Both days of Sri Lanka’s ongoing cricket test match against Australia, the country’s police and army have removed anti-government protesters from the fort ramparts overlooking the ground at Galle Cricket Stadium. Typically, the public is allowed to hold banners and placards as they watch the match from the fort. These are mostly related to cricket.
However, these protesters had held placards asking for the resignation of Sri Lanka’s president Gotabaya Rajapaksa, and have as a result been removed, even though the ramparts are public space. Among the authorities’ concerns had been that a protest overlooking the cricket would be caught on the official broadcast, or be reported on by the international media.
Sri Lanka Cricket (SLC) has asked broadcasters not to show images of protests. In Australia and abroad, however, some media outlets have reported the wider context in which this series is taking place. The Bar Association of Sri Lanka (BASL) told the police and army that there is no legal basis for removing the protesters.

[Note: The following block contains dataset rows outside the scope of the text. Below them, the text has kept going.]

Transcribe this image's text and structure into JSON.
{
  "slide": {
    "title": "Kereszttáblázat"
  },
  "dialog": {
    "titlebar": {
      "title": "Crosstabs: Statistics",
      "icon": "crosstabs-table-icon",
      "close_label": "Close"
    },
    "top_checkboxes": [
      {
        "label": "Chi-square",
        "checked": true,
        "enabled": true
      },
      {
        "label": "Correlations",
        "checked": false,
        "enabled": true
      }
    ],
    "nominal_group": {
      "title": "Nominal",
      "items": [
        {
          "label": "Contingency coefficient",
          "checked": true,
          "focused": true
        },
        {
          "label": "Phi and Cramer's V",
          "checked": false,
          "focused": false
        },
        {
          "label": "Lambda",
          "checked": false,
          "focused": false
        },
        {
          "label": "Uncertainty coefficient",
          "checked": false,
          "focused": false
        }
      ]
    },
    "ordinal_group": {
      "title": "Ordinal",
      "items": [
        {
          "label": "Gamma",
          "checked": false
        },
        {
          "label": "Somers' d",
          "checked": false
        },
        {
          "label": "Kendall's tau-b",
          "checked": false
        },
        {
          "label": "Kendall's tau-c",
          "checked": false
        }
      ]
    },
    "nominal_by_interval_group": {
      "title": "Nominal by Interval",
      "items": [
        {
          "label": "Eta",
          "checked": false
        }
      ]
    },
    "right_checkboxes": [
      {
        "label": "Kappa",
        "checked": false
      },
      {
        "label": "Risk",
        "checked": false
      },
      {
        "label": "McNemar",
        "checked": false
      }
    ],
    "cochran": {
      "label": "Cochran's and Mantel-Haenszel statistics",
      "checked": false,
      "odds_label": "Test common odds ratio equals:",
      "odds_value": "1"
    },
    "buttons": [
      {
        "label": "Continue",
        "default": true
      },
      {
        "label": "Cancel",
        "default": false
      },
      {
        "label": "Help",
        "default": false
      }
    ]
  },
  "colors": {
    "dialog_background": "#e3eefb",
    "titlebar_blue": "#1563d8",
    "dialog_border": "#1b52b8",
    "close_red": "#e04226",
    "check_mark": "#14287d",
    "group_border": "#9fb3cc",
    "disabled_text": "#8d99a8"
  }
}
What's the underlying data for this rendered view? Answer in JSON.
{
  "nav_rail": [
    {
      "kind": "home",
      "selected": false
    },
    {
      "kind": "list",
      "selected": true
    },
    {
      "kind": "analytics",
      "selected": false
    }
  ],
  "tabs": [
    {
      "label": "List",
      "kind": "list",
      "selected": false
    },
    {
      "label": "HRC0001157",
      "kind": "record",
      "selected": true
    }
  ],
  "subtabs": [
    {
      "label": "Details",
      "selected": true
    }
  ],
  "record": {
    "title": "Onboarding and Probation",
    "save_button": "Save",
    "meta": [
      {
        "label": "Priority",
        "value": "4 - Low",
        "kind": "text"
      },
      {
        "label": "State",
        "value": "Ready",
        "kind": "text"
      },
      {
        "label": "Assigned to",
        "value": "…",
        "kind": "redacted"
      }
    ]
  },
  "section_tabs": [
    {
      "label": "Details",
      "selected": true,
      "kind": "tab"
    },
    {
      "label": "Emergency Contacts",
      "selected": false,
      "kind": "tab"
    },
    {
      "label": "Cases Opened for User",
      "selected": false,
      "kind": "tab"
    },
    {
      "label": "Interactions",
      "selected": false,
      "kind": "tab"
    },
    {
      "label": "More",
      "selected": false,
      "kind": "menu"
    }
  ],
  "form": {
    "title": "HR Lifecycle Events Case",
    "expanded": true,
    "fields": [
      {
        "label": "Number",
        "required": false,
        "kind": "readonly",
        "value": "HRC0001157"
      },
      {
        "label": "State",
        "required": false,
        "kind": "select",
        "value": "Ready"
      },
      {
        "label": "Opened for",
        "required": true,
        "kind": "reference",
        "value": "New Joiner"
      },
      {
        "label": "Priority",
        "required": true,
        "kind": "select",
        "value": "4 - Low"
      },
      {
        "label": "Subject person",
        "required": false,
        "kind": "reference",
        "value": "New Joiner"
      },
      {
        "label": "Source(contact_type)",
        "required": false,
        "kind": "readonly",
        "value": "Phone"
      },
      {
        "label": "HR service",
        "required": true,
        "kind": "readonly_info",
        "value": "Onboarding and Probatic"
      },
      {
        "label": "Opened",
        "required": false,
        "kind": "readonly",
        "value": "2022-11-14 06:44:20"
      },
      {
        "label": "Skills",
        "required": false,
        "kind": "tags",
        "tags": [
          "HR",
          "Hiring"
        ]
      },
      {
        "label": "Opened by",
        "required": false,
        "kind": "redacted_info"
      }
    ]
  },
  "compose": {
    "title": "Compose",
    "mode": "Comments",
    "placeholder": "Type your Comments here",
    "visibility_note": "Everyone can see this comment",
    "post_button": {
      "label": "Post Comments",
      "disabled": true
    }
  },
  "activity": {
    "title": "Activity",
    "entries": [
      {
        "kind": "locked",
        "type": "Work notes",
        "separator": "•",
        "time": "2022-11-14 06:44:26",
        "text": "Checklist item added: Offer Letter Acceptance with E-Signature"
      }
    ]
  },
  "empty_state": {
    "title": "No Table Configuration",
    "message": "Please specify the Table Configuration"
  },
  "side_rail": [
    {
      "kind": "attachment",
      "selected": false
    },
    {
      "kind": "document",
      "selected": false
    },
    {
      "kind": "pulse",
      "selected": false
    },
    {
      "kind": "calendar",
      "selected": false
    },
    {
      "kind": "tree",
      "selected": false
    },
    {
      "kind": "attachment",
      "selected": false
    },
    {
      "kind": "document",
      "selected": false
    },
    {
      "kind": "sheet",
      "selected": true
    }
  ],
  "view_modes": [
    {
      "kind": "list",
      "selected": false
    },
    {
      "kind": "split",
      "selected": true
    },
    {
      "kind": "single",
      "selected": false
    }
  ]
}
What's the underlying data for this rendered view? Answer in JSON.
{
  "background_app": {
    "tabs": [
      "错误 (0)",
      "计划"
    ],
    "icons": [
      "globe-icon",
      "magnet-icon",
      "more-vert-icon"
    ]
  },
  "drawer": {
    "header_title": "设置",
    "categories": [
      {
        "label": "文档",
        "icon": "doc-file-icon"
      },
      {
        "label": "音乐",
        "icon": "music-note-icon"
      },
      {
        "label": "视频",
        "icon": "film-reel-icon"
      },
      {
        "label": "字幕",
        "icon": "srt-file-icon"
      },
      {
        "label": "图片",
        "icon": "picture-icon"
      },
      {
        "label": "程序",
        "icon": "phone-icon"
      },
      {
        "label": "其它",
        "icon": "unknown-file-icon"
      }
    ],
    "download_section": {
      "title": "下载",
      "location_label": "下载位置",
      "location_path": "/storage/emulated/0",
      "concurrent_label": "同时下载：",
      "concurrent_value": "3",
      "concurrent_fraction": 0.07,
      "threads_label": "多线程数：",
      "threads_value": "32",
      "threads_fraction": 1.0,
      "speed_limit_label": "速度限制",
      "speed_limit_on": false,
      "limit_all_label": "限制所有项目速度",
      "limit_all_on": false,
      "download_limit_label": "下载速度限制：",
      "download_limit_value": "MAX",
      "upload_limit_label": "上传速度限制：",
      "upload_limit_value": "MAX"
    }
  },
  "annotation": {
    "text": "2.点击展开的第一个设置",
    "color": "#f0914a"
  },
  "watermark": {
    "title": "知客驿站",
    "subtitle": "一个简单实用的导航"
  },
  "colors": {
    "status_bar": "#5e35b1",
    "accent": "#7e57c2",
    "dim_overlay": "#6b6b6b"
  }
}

In a letter to the Sri Lankan Army Commander and the Inspector General of Police, the BASL states that “it has been brought to our attention that the ramparts of the Galle Fort are public areas and hence there is no legal basis for dispersing protesters.” “We urge you again to respect people’s freedom of speech and expression, including their right to dissent. Suppressing the people’s right to protest and dissent is not the solution to the current situation in the country, where the people are suffering from fuel shortages and other essentials.”
There is a severe economic crisis in Sri Lanka, leaving the country without fuel, cooking gas, and essential medicines, as well as substantially increasing the cost of living. The result has been widespread protests throughout the country this year. The SLC has essentially banned protests within its grounds this series, prohibiting spectators from bringing anti-government placards and banners into its venues; however, posters thanking Australia for touring were allowed.